A new 90-day progress report prepared by the Department of Homeland Security outlines how the agency is planning on implementing the provisions of the Executive Order 13767 entitled “Border Security and Immigration Enforcement Improvements” signed by President Trump earlier this year. Although the progress report is only a preliminary assessment of how the agency will enforce the executive order, the report reflects what immigration enforcement might look like in the near future.

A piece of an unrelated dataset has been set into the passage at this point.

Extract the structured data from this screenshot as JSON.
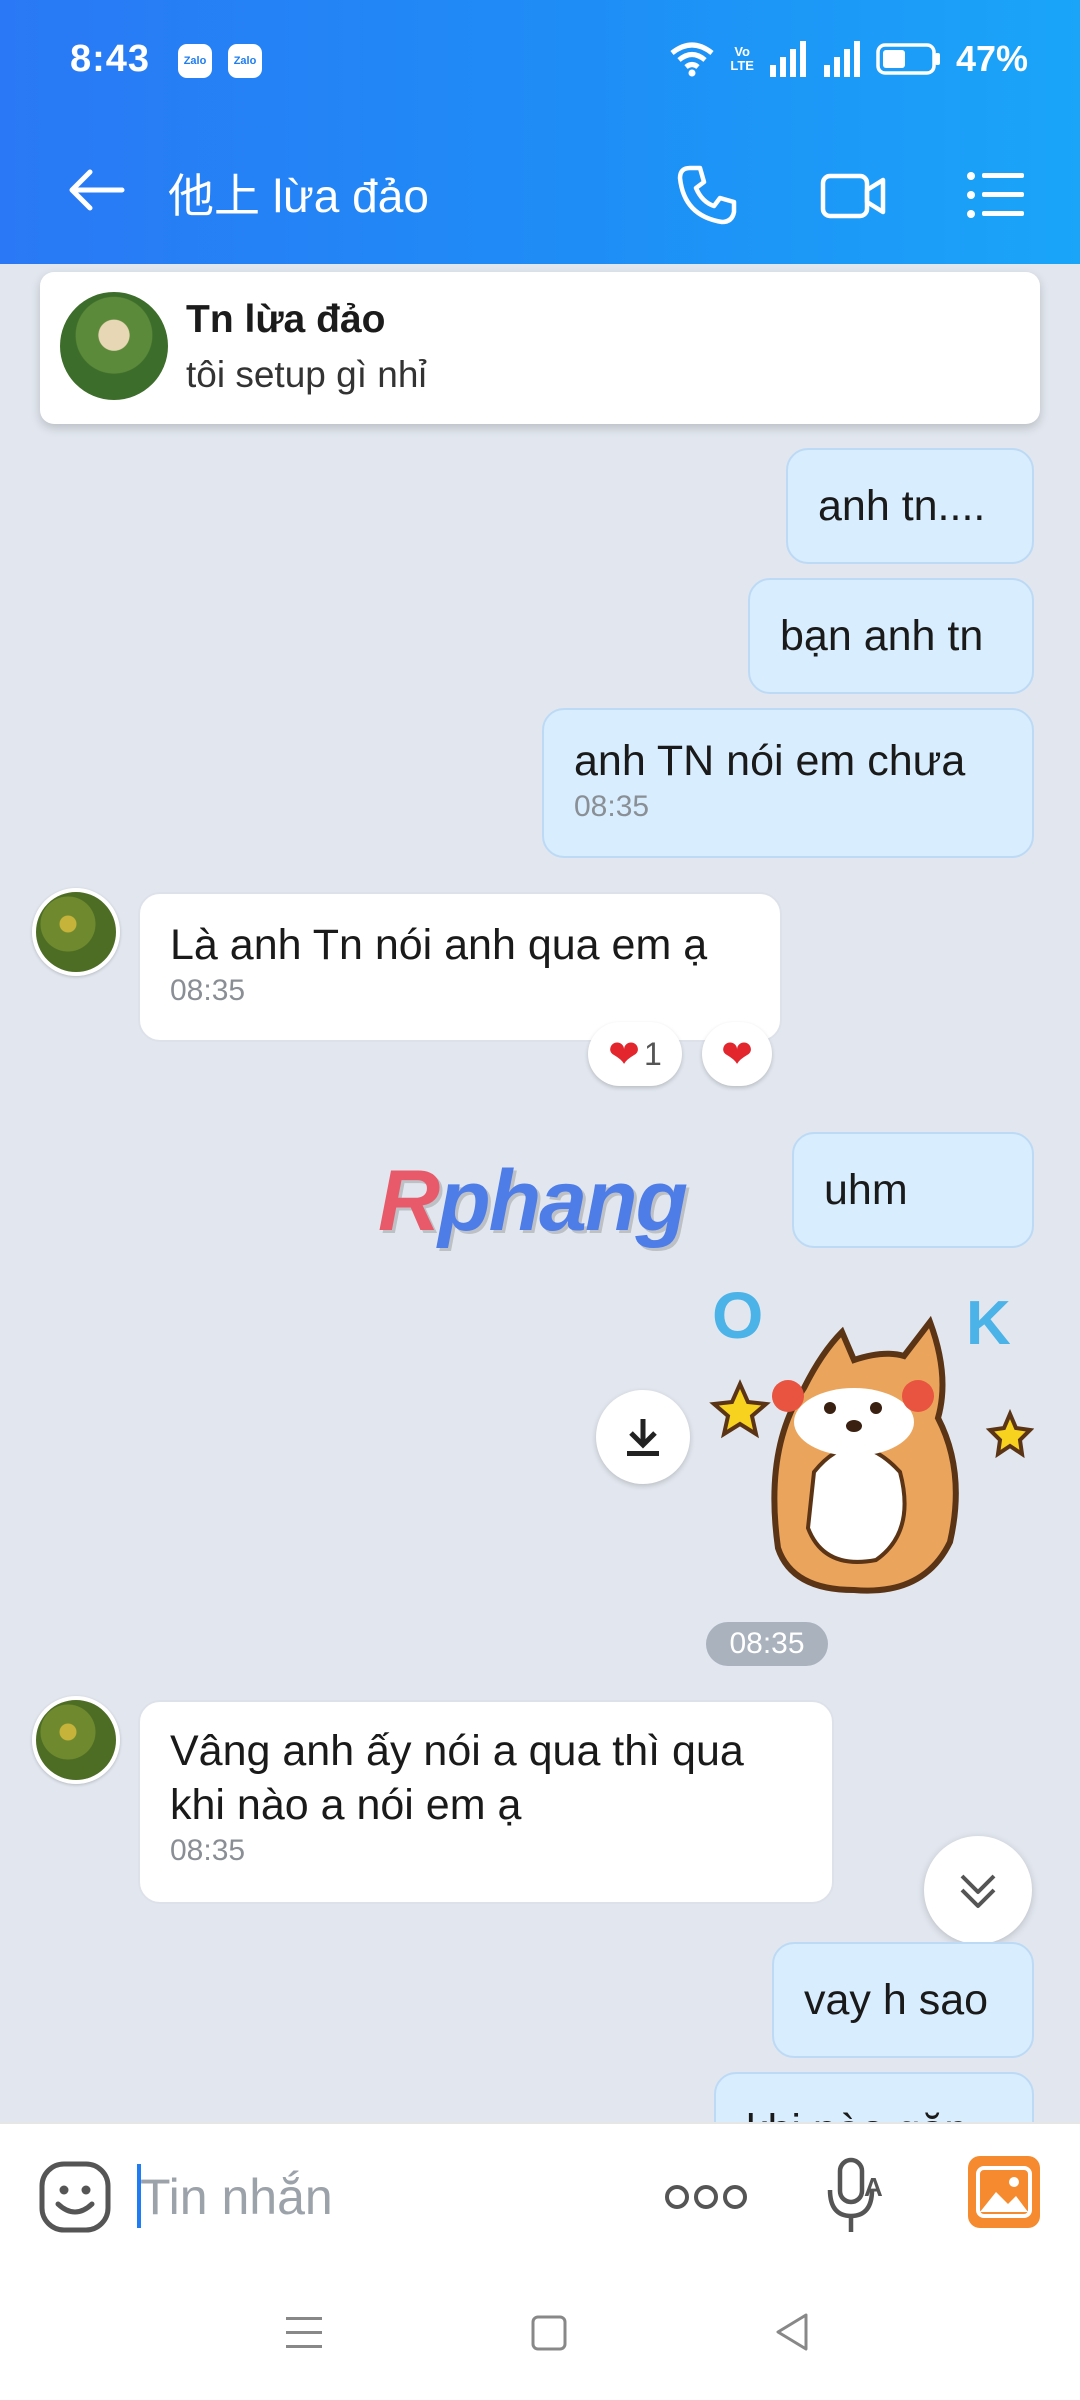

Securing the border: Regarding border security, the progress report outlines that U.S. Customs and Border Protection is taking immediate action to plan, design, and construct a physical wall on the southern border between the United States and Mexico. Specifically, the report states that CBP is partnering with the U.S. Army Corps of Engineers to design and construct prototypes to expand the southern border, and has submitted a request for funding from Congress for $20 million.